Have sought to make the code follow PEP guidelines more clearly. Private methods and attributes are now clearly labelled.
Additionally I have changed the method structure to include a few core methods:
- predict – outputs a pd.DataFrame of predictions
- plot_predict – plots predictions
- predict_is – does a dynamic one-step ahead in-sample evaluation with the data (this is ‘out of sample’ wrt to the in-sample data – but needs to use existing data as a means of cross-validation)
- plot_predict_is – plots the one-step ahead predictions against realized data.
‘predict’ now allows users to more easily factor the results of the models into their own applications. ‘predict_is’ provides a means to compare different model types.
Have optimized the existing models which has led to speed ups in the range 1.4-1.6x. This was done purely with code refactoring and strict use of optimized NumPy functions.
Reviewing the code identified two bugs:

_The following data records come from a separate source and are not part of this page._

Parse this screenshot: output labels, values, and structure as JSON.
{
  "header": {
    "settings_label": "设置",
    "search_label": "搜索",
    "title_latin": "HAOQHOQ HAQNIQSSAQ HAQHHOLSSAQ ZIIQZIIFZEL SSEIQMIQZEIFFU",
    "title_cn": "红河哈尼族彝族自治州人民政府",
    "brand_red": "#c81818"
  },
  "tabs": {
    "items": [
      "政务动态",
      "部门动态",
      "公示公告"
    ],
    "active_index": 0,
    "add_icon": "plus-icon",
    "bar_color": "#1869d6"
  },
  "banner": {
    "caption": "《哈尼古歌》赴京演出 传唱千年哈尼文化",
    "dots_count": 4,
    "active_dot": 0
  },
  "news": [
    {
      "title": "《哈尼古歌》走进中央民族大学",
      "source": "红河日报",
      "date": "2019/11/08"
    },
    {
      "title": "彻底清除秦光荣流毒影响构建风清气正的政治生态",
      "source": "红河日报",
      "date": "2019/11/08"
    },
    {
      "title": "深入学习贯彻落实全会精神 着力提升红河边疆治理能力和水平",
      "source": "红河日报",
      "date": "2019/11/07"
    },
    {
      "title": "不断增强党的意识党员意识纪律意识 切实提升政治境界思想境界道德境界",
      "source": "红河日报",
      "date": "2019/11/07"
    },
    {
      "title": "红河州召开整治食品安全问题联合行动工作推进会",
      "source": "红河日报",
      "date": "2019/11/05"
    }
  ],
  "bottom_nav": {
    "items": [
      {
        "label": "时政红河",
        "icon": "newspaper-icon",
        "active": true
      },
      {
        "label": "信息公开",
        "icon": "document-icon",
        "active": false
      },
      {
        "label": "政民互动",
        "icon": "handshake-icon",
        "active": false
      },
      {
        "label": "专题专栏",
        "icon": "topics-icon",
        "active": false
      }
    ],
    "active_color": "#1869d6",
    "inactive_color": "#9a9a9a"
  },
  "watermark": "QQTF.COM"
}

- A bug with date_indices when outputting predictions – now fixed
- A bug with GARCH predictions and the parameters chosen – now fixed
I have implemented and tested a student-t GAS model. This works really nicely for financial data and will be available in the next release.
I have also implemented smoothed predictions for the state space model options, as well as the ability to use Koopman’s simulation smoother to simulate samples from estimated models.
The main new model type will be non-linear state space models. I need to think of an efficient way to use OOP to implement this, but this is something I will work on in the evenings next week.
Things that might be worked on this release
VARs currently only work well for OLS and are unreliable for other methods. The problem is threefold:
- Specifying the covariance matrix so it is non-singular – a Cholesky decomposition is the foolproof way. I just need to think of a good way to integrate this into the current setup where a user can enter priors for *each* element of the covariance matrix.
- Slow matrix creation – there is likely a better way to compute some of the covariance matrices using inbuilt NumPy functions. Need to dedicate a bit of time to think about this.
- The loglikelihood function – simply need to implement a custom multivariate loglikelihood function to deliver significant speedups – this is actually where the bulk of speed issues lie, and should be straightforward to solve.
In my mind, with this release, the core alpha version is complete. There are of course more new model types I would like to implement, but this represents the core of what I’d want from a time series library. Future releases will build on this core and provide new variants upon existing models, and new options for manipulating and evaluating existing models.
It is also worth noting that now the core will be complete, I am going to dedicate more of my free time towards other projects. So to manage expectations : expect the pace of updates to be slower from after this release. As I said in my previous post I am also going to look to advertise the library more broadly now which will hopefully open up the project to more developers who can help drive the project forward.
Thanks and stay tuned for the next release.